My concern is one that has been raised by the National Tax and Accountants Association in evidence given to the Senate committee about the advice provided by industry bodies. What needs to be highlighted is that, because industry bodies have an annual subscription, they could well fall within the category of persons providing paid tax advice. This would essentially mean that members would no longer be able to obtain tax advice from their industry body or union. Given that much of the GST education campaign effort has been carried out by industry bodies themselves, this would be an unfortunate outcome. In evidence to the Senate committee, the ATO assistant commissioner, Michael Smith, said that the government would introduce amendments to resolve the issue. So far they seem not to have materialised in the form that we expected, although I acknowledge that some changes have been made.

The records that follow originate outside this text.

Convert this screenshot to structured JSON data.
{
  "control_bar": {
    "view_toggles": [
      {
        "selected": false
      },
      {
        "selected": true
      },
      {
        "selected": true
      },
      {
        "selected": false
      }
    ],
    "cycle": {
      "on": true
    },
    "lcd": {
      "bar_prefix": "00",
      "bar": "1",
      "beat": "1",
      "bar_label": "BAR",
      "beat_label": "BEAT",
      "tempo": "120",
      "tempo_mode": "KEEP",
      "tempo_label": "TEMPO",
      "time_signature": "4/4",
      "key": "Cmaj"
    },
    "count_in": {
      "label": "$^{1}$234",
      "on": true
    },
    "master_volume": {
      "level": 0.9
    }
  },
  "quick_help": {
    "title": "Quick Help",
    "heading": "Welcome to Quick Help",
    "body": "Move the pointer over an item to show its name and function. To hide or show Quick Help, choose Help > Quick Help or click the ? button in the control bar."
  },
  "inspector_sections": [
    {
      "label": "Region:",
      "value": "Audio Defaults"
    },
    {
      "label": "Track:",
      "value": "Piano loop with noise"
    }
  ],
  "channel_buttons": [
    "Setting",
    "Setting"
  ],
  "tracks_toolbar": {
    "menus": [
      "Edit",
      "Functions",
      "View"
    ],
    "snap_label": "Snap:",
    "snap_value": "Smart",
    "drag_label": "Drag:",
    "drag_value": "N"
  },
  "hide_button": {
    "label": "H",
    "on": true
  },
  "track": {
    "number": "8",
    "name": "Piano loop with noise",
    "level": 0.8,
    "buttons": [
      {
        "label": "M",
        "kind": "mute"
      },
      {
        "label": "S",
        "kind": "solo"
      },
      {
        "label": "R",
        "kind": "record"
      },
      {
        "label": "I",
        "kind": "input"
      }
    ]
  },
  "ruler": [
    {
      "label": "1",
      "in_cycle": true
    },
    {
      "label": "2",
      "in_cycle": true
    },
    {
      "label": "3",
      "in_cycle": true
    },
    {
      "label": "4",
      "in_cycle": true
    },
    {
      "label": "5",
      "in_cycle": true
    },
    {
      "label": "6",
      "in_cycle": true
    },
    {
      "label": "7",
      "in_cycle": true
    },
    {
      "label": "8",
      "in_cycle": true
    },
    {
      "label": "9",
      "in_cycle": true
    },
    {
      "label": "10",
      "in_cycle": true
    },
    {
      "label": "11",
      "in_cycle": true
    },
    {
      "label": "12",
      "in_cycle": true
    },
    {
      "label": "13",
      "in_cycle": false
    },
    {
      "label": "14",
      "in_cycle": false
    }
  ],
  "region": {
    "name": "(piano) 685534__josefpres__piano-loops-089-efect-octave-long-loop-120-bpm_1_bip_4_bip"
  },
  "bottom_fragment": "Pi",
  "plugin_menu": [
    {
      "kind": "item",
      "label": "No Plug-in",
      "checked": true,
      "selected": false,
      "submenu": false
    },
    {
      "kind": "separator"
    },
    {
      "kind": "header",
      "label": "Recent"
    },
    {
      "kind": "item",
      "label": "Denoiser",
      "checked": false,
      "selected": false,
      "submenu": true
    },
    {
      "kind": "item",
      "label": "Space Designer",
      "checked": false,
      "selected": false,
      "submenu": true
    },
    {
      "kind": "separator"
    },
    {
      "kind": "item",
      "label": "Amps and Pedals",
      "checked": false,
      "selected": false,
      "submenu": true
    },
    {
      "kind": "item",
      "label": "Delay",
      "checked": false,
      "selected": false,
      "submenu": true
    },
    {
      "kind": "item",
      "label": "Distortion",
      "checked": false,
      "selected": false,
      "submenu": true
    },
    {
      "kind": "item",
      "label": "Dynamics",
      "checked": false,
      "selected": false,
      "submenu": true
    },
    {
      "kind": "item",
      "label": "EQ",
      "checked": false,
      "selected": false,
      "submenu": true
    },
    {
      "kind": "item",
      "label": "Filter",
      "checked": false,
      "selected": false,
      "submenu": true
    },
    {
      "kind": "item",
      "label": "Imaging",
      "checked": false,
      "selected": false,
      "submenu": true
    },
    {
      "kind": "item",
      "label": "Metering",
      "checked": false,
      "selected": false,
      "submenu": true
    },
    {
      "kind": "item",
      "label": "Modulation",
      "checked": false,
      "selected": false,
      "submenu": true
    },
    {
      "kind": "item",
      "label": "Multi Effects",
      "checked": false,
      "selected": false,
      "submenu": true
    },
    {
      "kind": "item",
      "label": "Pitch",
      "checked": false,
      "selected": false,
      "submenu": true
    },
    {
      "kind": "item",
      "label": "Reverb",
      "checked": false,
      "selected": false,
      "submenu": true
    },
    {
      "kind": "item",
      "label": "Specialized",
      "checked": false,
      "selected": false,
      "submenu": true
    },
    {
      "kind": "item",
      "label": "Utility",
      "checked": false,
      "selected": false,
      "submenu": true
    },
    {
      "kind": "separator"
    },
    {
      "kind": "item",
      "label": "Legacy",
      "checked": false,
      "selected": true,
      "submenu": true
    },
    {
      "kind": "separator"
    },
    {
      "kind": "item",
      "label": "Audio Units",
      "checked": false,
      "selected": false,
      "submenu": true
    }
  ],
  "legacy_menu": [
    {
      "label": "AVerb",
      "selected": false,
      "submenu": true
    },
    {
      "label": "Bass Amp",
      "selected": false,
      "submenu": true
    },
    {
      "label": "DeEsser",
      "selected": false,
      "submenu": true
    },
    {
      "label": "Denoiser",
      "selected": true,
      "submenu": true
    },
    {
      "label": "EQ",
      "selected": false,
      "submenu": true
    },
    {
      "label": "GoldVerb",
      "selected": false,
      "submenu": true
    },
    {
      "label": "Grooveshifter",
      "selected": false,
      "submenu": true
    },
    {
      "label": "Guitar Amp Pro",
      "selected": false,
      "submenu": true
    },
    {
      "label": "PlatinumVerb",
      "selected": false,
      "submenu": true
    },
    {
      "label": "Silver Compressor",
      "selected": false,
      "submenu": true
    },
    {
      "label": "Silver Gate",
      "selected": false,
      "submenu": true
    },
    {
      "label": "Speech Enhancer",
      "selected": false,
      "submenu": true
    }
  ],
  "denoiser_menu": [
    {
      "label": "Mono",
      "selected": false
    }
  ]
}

I want to apologise for the lateness in circulation of Democrat amendment No. 1 in my name on sheet 1870. I propose in the committee stage that, in the absence of clarification from the government, I will move an amendment to allow employer and employee associations to provide tax advice to their members. I also indicate at this stage that, whilst I recognise and note the change made by the House of Representatives to section 251L relating to the giving of advice, I want to put on the record that the National Tax and Accountants Association seems to be convinced that the problem is still not fixed. I want to add also that the provision seems a little out of place when it is really supposed to be about increasing the number of people eligible to submit business activity statements rather than restricting the number of tax advisers themselves. On another note, I ask the government to consider whether, even with the suggested change, that provision might in fact be anticompetitive because, at the moment, that is a little unclear.

I want to flag pretty early as well that from what I have seen so far I am not persuaded that the problem has entirely been remedied. I understand that the government has further legislation planned dealing with the new registration provisions for tax agents, but I ask Senator Kemp, on behalf of the government, whether it is not better that this issue be part of that review. During the dinner break—and I presume that this happens on many occasions—I received telephone calls from the Australian Tax Office expressing concerns about the Democrats' amendment. Can I ask the government to explain what it sees as the problem with that amendment?